Report the number of lines in these entries that contain "Adults". Write only the number.

> **Dataset extract**:
---+---

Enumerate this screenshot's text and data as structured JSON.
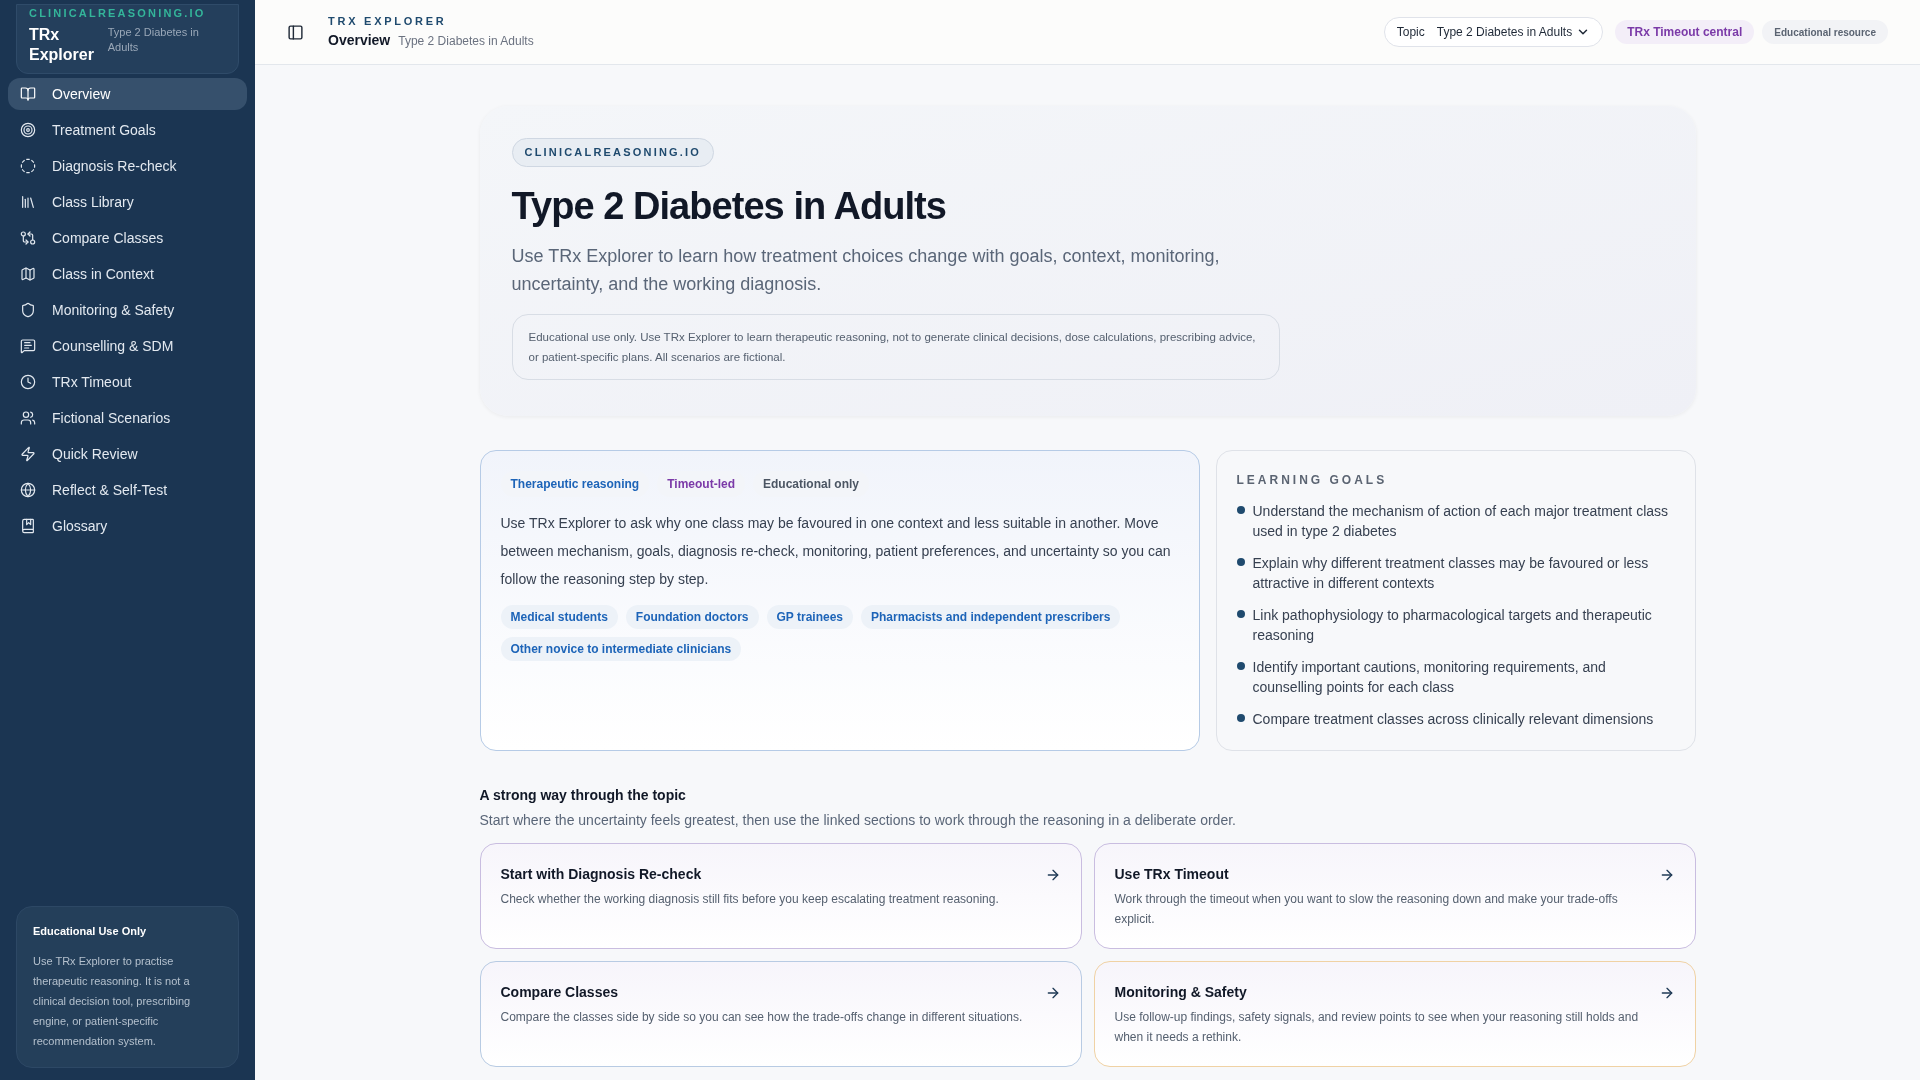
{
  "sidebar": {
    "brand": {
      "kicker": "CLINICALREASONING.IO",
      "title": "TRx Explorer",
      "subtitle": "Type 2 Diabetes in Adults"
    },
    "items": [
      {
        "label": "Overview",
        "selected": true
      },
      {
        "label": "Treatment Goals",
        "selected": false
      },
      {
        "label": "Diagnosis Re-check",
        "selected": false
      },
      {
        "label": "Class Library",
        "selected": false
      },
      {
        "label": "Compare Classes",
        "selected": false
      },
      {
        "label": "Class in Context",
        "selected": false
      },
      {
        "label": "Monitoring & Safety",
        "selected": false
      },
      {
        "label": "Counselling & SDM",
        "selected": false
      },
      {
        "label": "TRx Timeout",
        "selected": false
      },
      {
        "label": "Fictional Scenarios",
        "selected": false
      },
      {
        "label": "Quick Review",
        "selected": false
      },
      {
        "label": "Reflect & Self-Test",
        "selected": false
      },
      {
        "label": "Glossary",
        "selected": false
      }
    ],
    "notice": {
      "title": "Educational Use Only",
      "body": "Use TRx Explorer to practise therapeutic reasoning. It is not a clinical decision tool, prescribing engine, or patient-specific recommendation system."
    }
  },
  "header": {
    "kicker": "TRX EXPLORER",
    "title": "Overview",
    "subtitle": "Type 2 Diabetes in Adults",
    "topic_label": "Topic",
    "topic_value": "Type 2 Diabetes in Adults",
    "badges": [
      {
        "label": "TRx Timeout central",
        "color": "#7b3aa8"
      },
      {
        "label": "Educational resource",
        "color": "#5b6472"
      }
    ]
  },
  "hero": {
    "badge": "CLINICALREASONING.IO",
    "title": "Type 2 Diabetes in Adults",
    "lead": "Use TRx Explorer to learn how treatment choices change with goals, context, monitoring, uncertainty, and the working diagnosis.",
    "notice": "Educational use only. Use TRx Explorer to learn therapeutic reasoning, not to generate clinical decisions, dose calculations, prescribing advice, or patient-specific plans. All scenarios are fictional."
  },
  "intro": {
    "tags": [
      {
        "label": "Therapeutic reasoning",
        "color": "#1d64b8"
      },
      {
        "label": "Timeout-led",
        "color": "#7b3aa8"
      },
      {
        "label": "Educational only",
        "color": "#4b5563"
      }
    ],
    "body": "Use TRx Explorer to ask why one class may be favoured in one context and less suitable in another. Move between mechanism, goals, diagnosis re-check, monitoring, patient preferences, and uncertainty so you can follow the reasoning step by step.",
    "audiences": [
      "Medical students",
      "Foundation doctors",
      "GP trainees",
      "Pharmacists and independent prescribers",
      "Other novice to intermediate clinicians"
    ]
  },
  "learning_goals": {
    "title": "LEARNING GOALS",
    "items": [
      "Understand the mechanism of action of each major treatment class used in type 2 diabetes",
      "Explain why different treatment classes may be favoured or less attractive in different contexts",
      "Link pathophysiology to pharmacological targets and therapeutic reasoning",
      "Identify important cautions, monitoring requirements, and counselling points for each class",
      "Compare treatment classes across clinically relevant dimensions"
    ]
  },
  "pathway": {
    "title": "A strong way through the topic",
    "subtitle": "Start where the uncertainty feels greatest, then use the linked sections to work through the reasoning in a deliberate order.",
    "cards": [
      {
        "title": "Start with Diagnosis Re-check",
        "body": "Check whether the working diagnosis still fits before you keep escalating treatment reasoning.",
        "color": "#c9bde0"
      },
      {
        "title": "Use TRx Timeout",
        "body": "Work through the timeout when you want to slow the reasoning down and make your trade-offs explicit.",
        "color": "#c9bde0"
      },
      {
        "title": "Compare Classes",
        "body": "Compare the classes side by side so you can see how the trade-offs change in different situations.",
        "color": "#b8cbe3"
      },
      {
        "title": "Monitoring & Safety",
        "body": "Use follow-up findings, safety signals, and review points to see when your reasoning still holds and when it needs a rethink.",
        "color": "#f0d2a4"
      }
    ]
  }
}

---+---

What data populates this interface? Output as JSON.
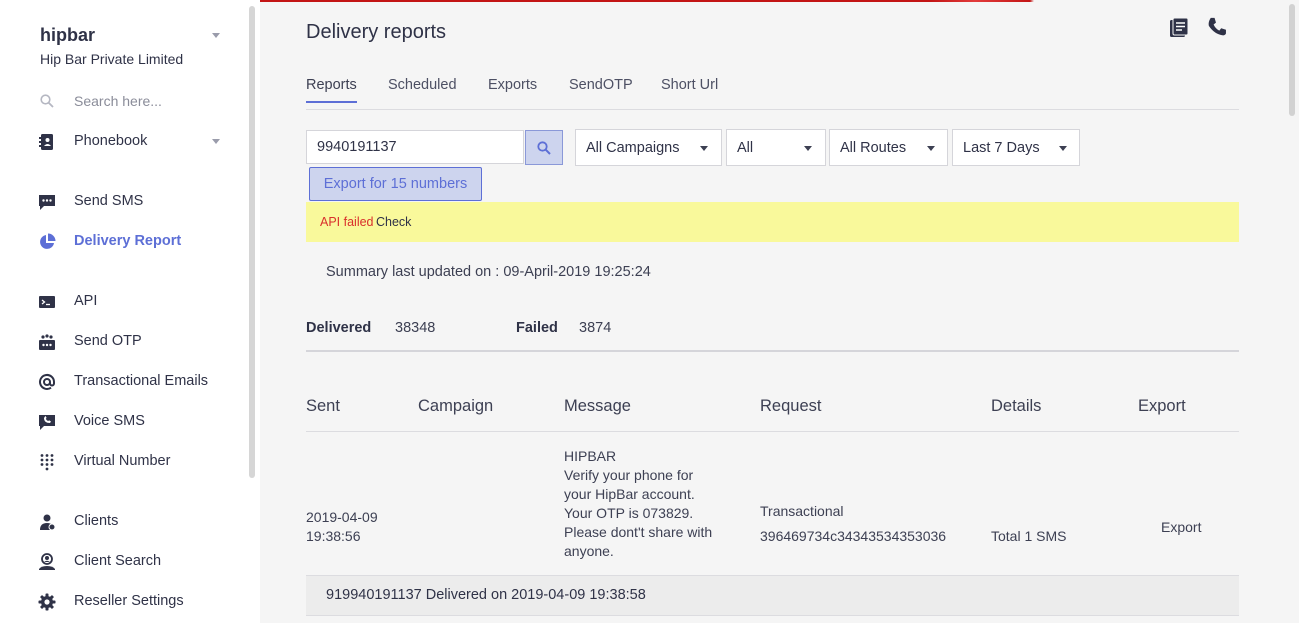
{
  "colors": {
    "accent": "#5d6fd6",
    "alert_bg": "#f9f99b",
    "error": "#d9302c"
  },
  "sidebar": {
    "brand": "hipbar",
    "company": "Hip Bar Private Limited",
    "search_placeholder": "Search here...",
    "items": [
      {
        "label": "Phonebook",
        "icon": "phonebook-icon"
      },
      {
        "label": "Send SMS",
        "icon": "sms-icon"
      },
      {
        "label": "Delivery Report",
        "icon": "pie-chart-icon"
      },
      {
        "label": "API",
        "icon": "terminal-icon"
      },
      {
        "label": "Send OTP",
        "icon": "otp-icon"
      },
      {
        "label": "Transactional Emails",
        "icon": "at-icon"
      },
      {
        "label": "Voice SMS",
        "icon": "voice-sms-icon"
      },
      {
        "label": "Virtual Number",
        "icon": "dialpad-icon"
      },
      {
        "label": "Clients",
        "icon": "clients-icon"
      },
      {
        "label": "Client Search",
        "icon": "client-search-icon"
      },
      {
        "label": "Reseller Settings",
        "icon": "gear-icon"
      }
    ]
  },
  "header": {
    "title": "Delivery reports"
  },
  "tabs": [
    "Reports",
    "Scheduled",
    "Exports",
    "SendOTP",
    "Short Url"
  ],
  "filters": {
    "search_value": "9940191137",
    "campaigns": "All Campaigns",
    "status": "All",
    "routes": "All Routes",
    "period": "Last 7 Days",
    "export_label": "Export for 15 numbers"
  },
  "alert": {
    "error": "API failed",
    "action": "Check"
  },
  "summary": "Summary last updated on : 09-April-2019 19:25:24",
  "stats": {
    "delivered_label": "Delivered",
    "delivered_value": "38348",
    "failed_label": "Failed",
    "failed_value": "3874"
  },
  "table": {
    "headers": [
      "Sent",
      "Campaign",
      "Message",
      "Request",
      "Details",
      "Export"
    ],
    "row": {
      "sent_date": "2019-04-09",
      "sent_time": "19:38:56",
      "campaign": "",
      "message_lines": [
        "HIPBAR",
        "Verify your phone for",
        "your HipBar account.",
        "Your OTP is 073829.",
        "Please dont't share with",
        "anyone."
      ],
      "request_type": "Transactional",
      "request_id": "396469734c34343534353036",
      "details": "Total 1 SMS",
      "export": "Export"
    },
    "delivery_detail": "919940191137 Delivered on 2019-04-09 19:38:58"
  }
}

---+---

> **Response to this exercise**: 4